Specimens from each example were tested for cold temperature flexibility and resistance to cracking as follows. Specimens from each example were fabricated on index cards into solid strips which were 41/2 inches in length, 1 inch in width, and 1/8 inch in thickness. Each specimen, after refrigeration to specified temperatures, was placed on top of two 1/8 inch thick spacers positioned 11/2 inches apart to form a bridge between the spacers. The spacers were resting upon a solid base. Each specimen was placed over the bridge with the index card resting on the spacers. An 1/8 inch diameter mandril having a constant weight of 551.6 grams was applied to each specimen at the middle of the bridge at a speed of 2.25 feet per second. The specimens were deflected downwardly by the dynamic weight applied to the mandril. If cracks appeared in the specimens after deflection, they were considered to have failed (F). If no cracks appeared, the specimens were considered not to have failed (NF). The results of said deflection tests on specimens fabricated from the Examples 1 to 11 are reported in Table II.
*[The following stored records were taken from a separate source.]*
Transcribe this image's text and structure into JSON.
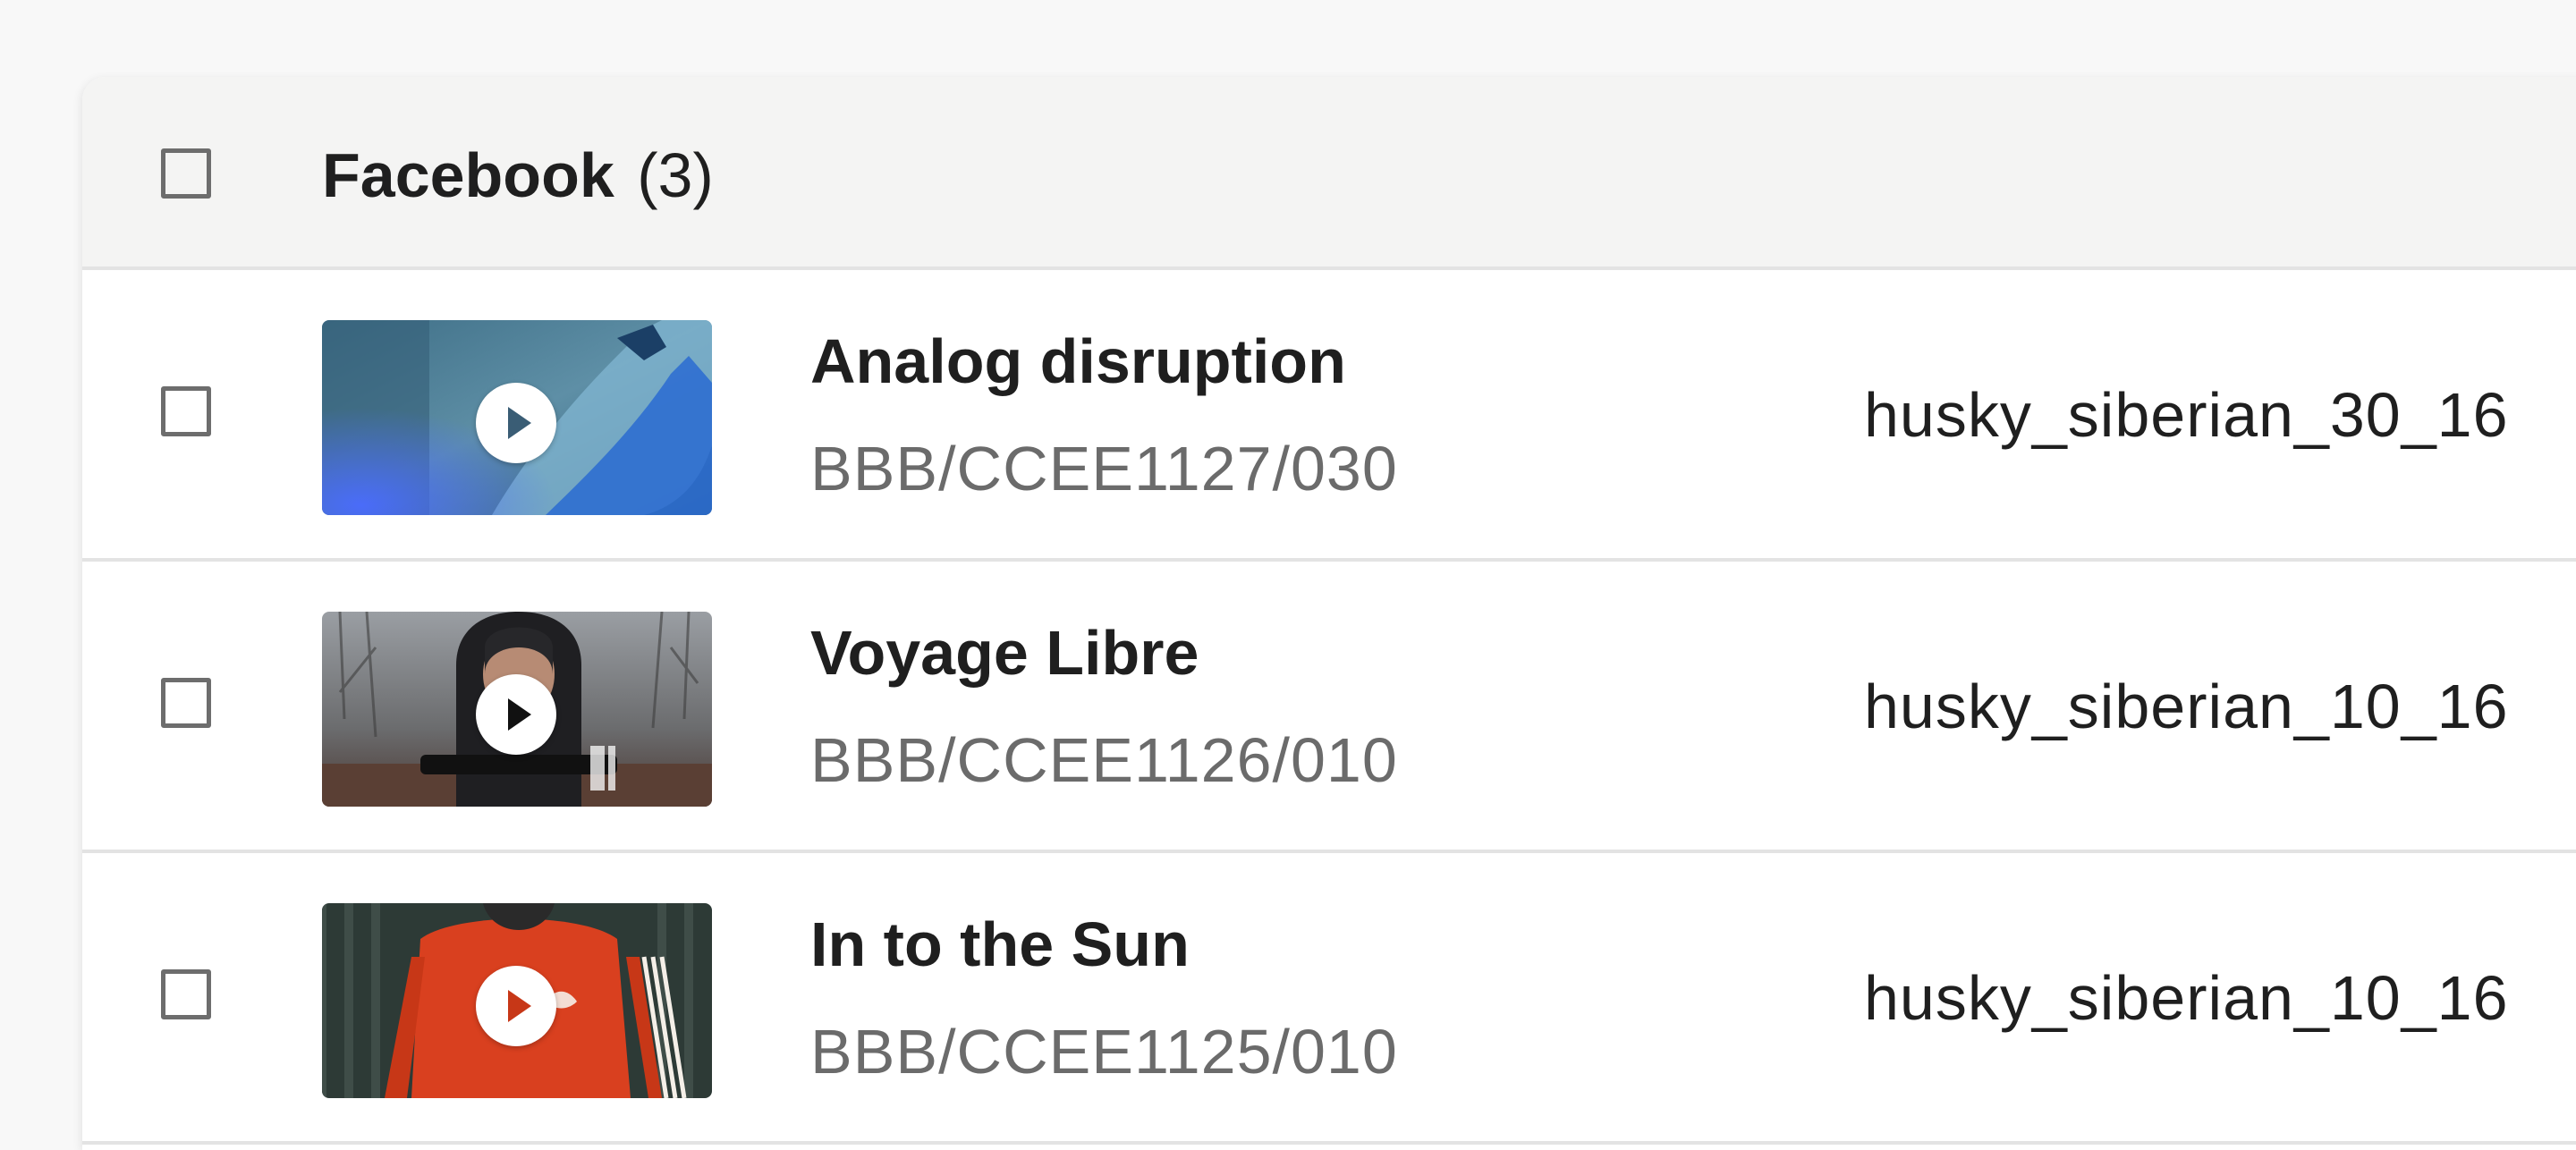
{
  "group": {
    "name": "Facebook",
    "count": "(3)"
  },
  "rows": [
    {
      "title": "Analog disruption",
      "code": "BBB/CCEE1127/030",
      "file": "husky_siberian_30_16"
    },
    {
      "title": "Voyage Libre",
      "code": "BBB/CCEE1126/010",
      "file": "husky_siberian_10_16"
    },
    {
      "title": "In to the Sun",
      "code": "BBB/CCEE1125/010",
      "file": "husky_siberian_10_16"
    }
  ],
  "icons": {
    "checkbox": "checkbox-icon",
    "play": "play-icon"
  }
}
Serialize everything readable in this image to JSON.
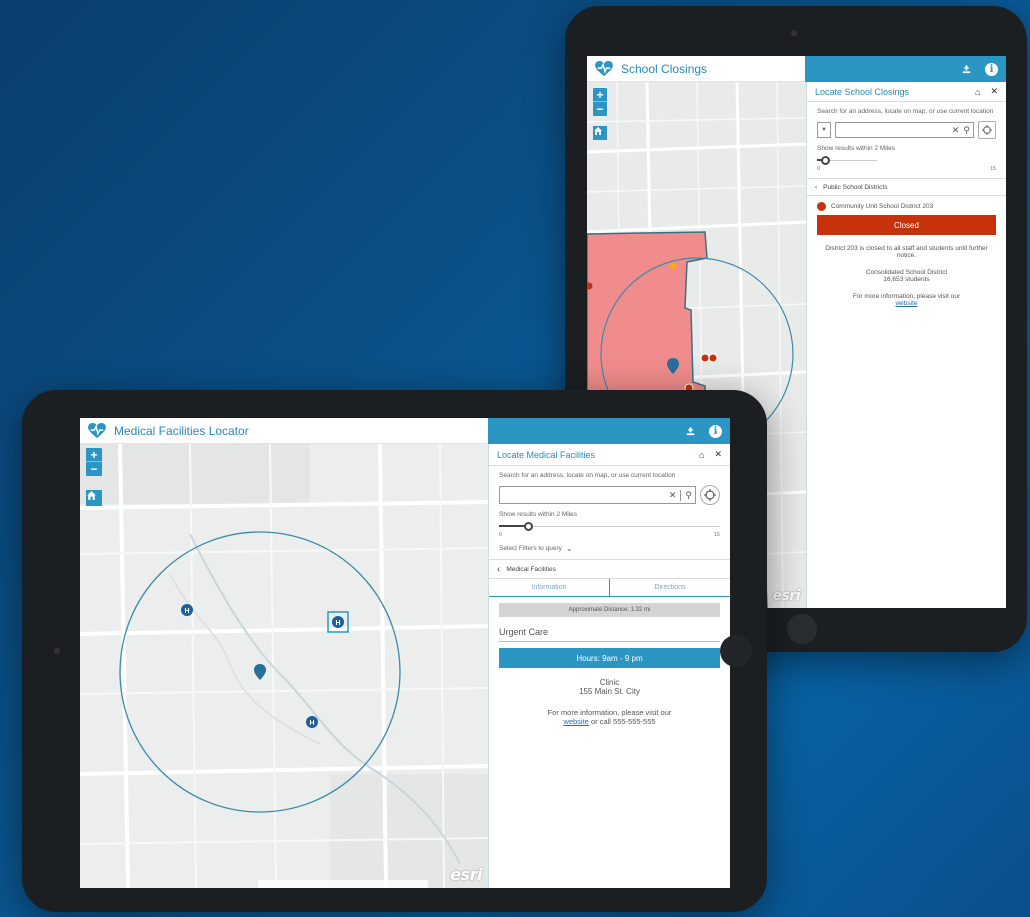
{
  "school_app": {
    "title": "School Closings",
    "panel_title": "Locate School Closings",
    "search_hint": "Search for an address, locate on map, or use current location",
    "radius_label": "Show results within 2 Miles",
    "slider_min": "0",
    "slider_max": "15",
    "slider_level": 0.13,
    "back_label": "Public School Districts",
    "district_name": "Community Unit School District 203",
    "status": "Closed",
    "desc": "District 203 is closed to all staff and students until further notice.",
    "detail_line1": "Consolidated School District",
    "detail_line2": "16,653 students",
    "more_info": "For more information, please visit our",
    "link_text": "website",
    "esri": "esri"
  },
  "medical_app": {
    "title": "Medical Facilities Locator",
    "panel_title": "Locate Medical Facilities",
    "search_hint": "Search for an address, locate on map, or use current location",
    "radius_label": "Show results within 2 Miles",
    "slider_min": "0",
    "slider_max": "15",
    "slider_level": 0.13,
    "filter_label": "Select Filters to query",
    "back_label": "Medical Facilities",
    "tabs": [
      "Information",
      "Directions"
    ],
    "distance": "Approximate Distance: 1.32 mi",
    "facility_name": "Urgent Care",
    "hours": "Hours: 9am - 9 pm",
    "type": "Clinic",
    "address": "155 Main St. City",
    "more_info_1": "For more information, please visit our",
    "link_text": "website",
    "more_info_2": "or call 555-555-555",
    "esri": "esri"
  },
  "colors": {
    "accent": "#2b96c4",
    "closed": "#c6320c",
    "district_fill": "#f08c8c"
  }
}
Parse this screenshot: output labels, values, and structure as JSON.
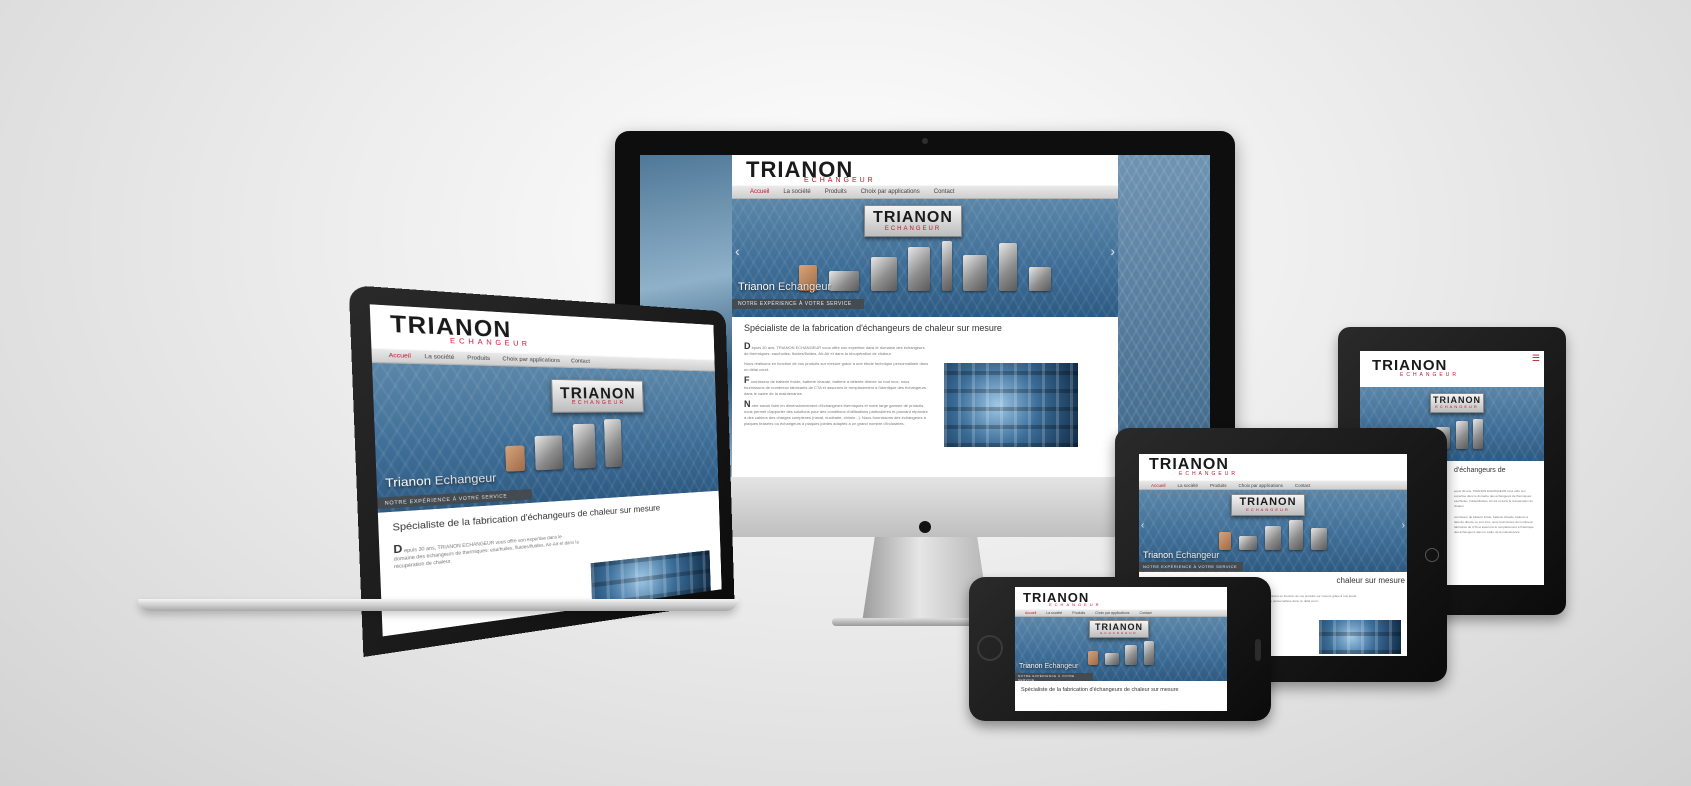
{
  "brand": {
    "logo_main": "TRIANON",
    "logo_sub": "ECHANGEUR"
  },
  "nav": {
    "items": [
      "Accueil",
      "La société",
      "Produits",
      "Choix par applications",
      "Contact"
    ]
  },
  "hero": {
    "caption_main": "Trianon",
    "caption_second": "Echangeur",
    "tagline": "NOTRE EXPÉRIENCE À VOTRE SERVICE"
  },
  "content": {
    "heading": "Spécialiste de la fabrication d'échangeurs de chaleur sur mesure",
    "tablet_heading_partial": "chaleur sur mesure",
    "ipad_heading_partial": "d'échangeurs de",
    "paragraphs": [
      {
        "initial": "D",
        "text": "epuis 30 ans, TRIANON ECHANGEUR vous offre son expertise dans le domaine des échangeurs de thermiques: eau/huiles, fluides/fluides, Air-Air et dans la récupération de chaleur."
      },
      {
        "initial": "",
        "text": "Nous réalisons en fonction de vos produits sur mesure grâce à une étude technique personnalisée dans un délai court."
      },
      {
        "initial": "F",
        "text": "ournisseur de batterie froide, batterie chaude, batterie à détente directe ou tout inox, nous fournissons de nombreux fabricants de CTA et assurons le remplacement à l'identique des échangeurs dans le cadre de la maintenance."
      },
      {
        "initial": "N",
        "text": "otre savoir faire en dimensionnement d'échangeurs thermiques et notre large gamme de produits nous permet d'apporter des solutions pour des conditions d'utilisations particulières et pouvant répondre à des cahiers des charges complexes (naval, nucléaire, chimie...). Nous fournissons des échangeurs à plaques brasées ou échangeurs à plaques jointes adaptés à un grand nombre d'industries."
      }
    ]
  },
  "icons": {
    "prev": "‹",
    "next": "›",
    "menu": "☰"
  },
  "colors": {
    "brand_red": "#c8102e",
    "hero_blue": "#3f6f98",
    "device_black": "#111111",
    "aluminium": "#c9c9c9"
  }
}
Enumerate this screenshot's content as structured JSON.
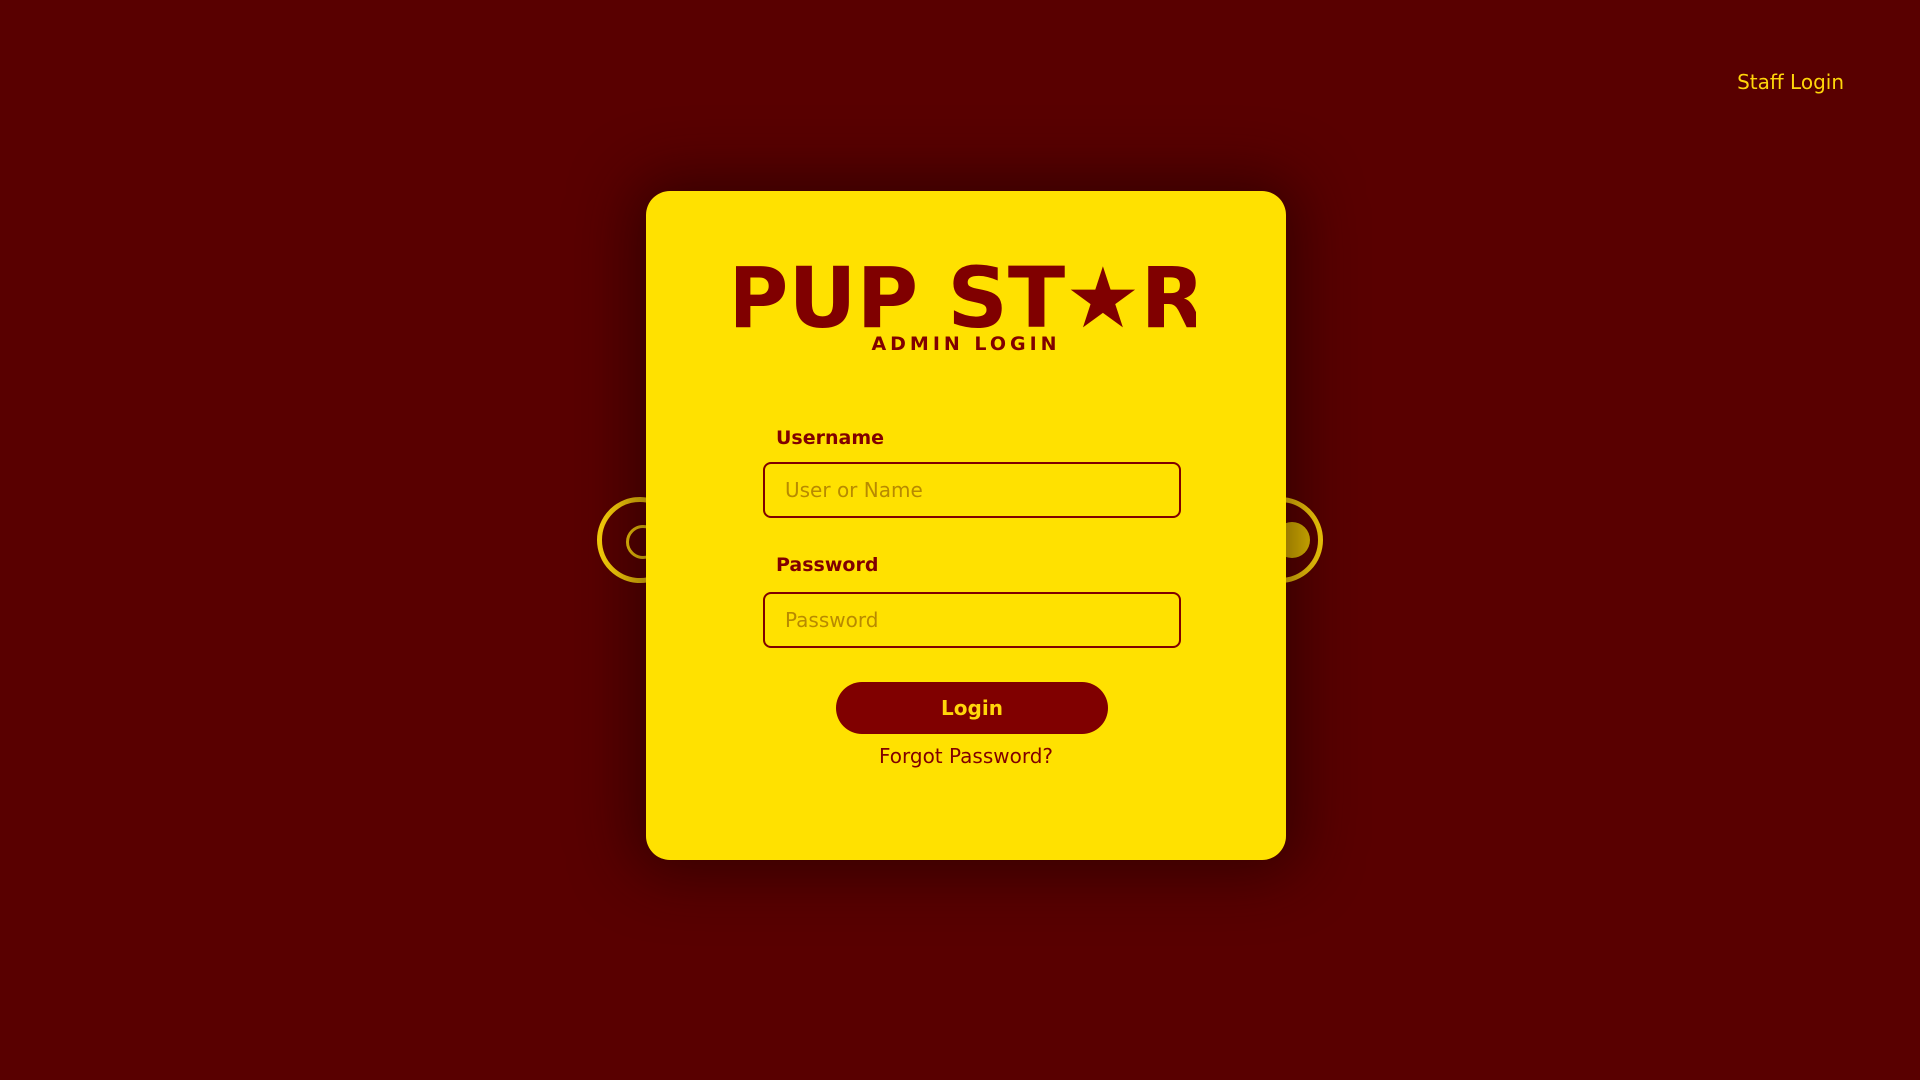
{
  "header": {
    "staff_login_label": "Staff Login"
  },
  "card": {
    "logo_text": "PUP ST★R",
    "subtitle": "ADMIN LOGIN"
  },
  "form": {
    "username_label": "Username",
    "username_placeholder": "User or Name",
    "username_value": "",
    "password_label": "Password",
    "password_placeholder": "Password",
    "password_value": "",
    "login_button_label": "Login",
    "forgot_password_label": "Forgot Password?"
  },
  "icons": {
    "logo_star": "star-icon",
    "left_decoration": "ring-icon",
    "right_decoration": "toggle-knob-icon"
  },
  "colors": {
    "background": "#590000",
    "card": "#ffe100",
    "primary_text": "#800000",
    "accent": "#ffd60a"
  }
}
TABLE II__________________________________________________________________________ Example 4, no Example Example Example Example Example Example ExampleTemp. diluent 1, 4.8% 3, 5.3% 5, 22.5% 6, 6.5% 7, 7.9% 8, 4.1% 10, 48.7%° F added Kerosene Malthenes Malthenes Malthenes Reclamite Reclamite Malthenes__________________________________________________________________________4034 4F30 4F 4NF28 1NF 4NF16 1F, 1NF14 4NF10 1F 3 NF, 1F 4NF 5 3NF, 1F 4NF 4 4NF 1F, 3NF 2 1NF, 1F 0 3F 1F-8 4NF-10 4NF 2NF, 1F 4NF__________________________________________________________________________
The data set forth in Table II demonstrates that the addition of malthenes to asphalt-rubber compositions significantly improves the susceptability of such compositions to cracking at low temperatures under the deflections created by traffic wheel loads.
The use of malthenes as aforesaid is not limited to the particular weight percentages of asphalt and rubber as disclosed in U.S. Pat. Nos. 3,844,668 and 3,891,585, but covers jellied asphalt-rubber reaction products of any proportion which are suitable for use as a paving or repair material.
The use of malthenes as described herein may also be used with thixotropic aqueous emulsions of said asphalt-rubber reaction products which are capable of flowing as a liquid upon gentle agitation. Such emulsions are described in my copending application Ser. No. 584,478, filed June 6, 1975, which is incorporated by reference herein, and are generally formed by admixing said reaction product with an asphalt-rubber soap consisting essentially of water, an anionic water soluble emulsifying agent such as the soap of a vinsol resin and a lignin salt or a lignin sulfonate, a thickener such as boiled corn starch or methyl cellulose, and a halide of an alkali metal or an alkaline earth metal.
While the embodiment of the invention chosen herein for purposes of disclosure is at present to be considered preferred, it is to be understood that this invention is intended to cover all changes and modifications in the disclosed embodiments which fall within the spirit and scope of the invention.